__TASK BRIEF__
Leave every picture out. Set down all the lines below exactly.
****************************************
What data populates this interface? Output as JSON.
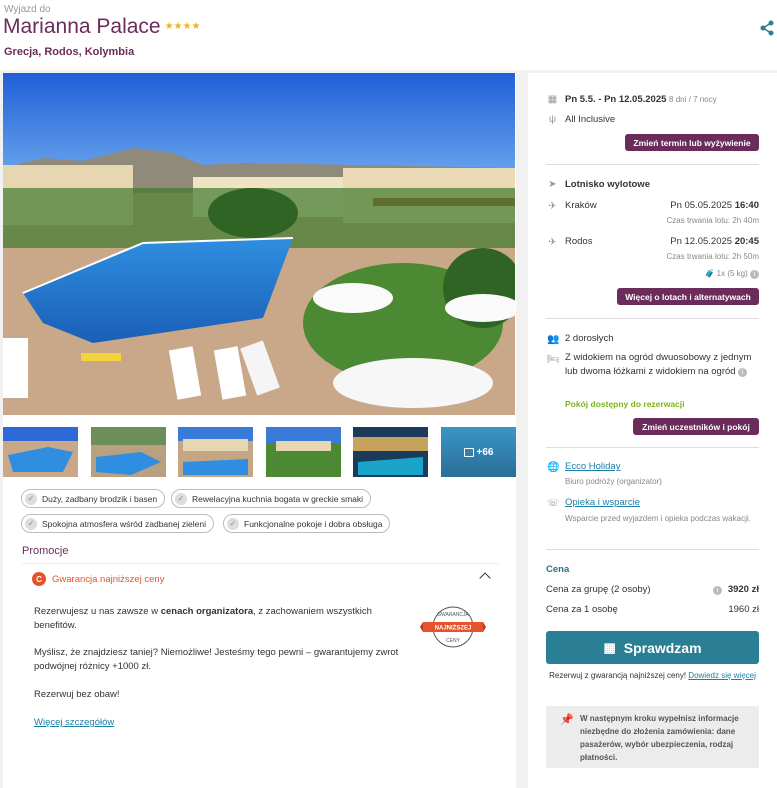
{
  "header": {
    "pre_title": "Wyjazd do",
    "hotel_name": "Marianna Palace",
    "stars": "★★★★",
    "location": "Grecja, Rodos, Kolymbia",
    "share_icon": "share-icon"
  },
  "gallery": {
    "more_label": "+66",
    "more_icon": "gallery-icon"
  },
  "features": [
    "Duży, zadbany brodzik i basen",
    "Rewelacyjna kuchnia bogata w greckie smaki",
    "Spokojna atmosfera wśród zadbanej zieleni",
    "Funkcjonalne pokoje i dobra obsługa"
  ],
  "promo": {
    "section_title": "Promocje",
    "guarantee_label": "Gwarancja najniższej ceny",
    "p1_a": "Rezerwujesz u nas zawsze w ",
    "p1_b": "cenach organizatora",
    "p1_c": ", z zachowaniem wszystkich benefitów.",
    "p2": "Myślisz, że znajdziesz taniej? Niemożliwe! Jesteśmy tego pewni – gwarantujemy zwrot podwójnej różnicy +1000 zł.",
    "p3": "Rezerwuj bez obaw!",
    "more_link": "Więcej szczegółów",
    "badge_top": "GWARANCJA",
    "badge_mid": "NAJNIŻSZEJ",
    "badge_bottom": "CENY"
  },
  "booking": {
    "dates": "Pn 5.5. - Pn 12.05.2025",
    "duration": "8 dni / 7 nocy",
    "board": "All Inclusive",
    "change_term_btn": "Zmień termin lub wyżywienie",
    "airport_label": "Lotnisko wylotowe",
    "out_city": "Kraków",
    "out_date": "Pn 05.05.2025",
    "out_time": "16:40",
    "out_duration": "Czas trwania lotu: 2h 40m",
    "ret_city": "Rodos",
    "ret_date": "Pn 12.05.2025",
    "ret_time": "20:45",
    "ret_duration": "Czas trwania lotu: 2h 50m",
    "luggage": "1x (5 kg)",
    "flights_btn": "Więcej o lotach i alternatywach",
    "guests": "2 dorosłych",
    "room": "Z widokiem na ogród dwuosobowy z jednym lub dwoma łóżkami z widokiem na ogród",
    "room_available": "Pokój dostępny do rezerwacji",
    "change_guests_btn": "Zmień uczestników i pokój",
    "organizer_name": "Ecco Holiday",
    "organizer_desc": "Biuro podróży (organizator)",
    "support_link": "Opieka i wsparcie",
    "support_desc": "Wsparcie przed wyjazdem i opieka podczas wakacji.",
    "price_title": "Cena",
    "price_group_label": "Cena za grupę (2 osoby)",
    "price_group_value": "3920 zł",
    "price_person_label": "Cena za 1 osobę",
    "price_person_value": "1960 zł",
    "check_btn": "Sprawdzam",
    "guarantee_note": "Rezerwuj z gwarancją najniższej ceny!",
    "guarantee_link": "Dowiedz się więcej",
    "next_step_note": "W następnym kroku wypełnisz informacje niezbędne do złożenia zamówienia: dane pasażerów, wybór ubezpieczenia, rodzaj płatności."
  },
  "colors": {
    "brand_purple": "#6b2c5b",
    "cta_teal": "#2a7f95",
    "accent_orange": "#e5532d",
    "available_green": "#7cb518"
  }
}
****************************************
__SOLUTION TO THE EXERCISE__
What data populates this interface? Output as JSON.
{
  "header": {
    "pre_title": "Wyjazd do",
    "hotel_name": "Marianna Palace",
    "stars": "★★★★",
    "location": "Grecja, Rodos, Kolymbia",
    "share_icon": "share-icon"
  },
  "gallery": {
    "more_label": "+66",
    "more_icon": "gallery-icon"
  },
  "features": [
    "Duży, zadbany brodzik i basen",
    "Rewelacyjna kuchnia bogata w greckie smaki",
    "Spokojna atmosfera wśród zadbanej zieleni",
    "Funkcjonalne pokoje i dobra obsługa"
  ],
  "promo": {
    "section_title": "Promocje",
    "guarantee_label": "Gwarancja najniższej ceny",
    "p1_a": "Rezerwujesz u nas zawsze w ",
    "p1_b": "cenach organizatora",
    "p1_c": ", z zachowaniem wszystkich benefitów.",
    "p2": "Myślisz, że znajdziesz taniej? Niemożliwe! Jesteśmy tego pewni – gwarantujemy zwrot podwójnej różnicy +1000 zł.",
    "p3": "Rezerwuj bez obaw!",
    "more_link": "Więcej szczegółów",
    "badge_top": "GWARANCJA",
    "badge_mid": "NAJNIŻSZEJ",
    "badge_bottom": "CENY"
  },
  "booking": {
    "dates": "Pn 5.5. - Pn 12.05.2025",
    "duration": "8 dni / 7 nocy",
    "board": "All Inclusive",
    "change_term_btn": "Zmień termin lub wyżywienie",
    "airport_label": "Lotnisko wylotowe",
    "out_city": "Kraków",
    "out_date": "Pn 05.05.2025",
    "out_time": "16:40",
    "out_duration": "Czas trwania lotu: 2h 40m",
    "ret_city": "Rodos",
    "ret_date": "Pn 12.05.2025",
    "ret_time": "20:45",
    "ret_duration": "Czas trwania lotu: 2h 50m",
    "luggage": "1x (5 kg)",
    "flights_btn": "Więcej o lotach i alternatywach",
    "guests": "2 dorosłych",
    "room": "Z widokiem na ogród dwuosobowy z jednym lub dwoma łóżkami z widokiem na ogród",
    "room_available": "Pokój dostępny do rezerwacji",
    "change_guests_btn": "Zmień uczestników i pokój",
    "organizer_name": "Ecco Holiday",
    "organizer_desc": "Biuro podróży (organizator)",
    "support_link": "Opieka i wsparcie",
    "support_desc": "Wsparcie przed wyjazdem i opieka podczas wakacji.",
    "price_title": "Cena",
    "price_group_label": "Cena za grupę (2 osoby)",
    "price_group_value": "3920 zł",
    "price_person_label": "Cena za 1 osobę",
    "price_person_value": "1960 zł",
    "check_btn": "Sprawdzam",
    "guarantee_note": "Rezerwuj z gwarancją najniższej ceny!",
    "guarantee_link": "Dowiedz się więcej",
    "next_step_note": "W następnym kroku wypełnisz informacje niezbędne do złożenia zamówienia: dane pasażerów, wybór ubezpieczenia, rodzaj płatności."
  },
  "colors": {
    "brand_purple": "#6b2c5b",
    "cta_teal": "#2a7f95",
    "accent_orange": "#e5532d",
    "available_green": "#7cb518"
  }
}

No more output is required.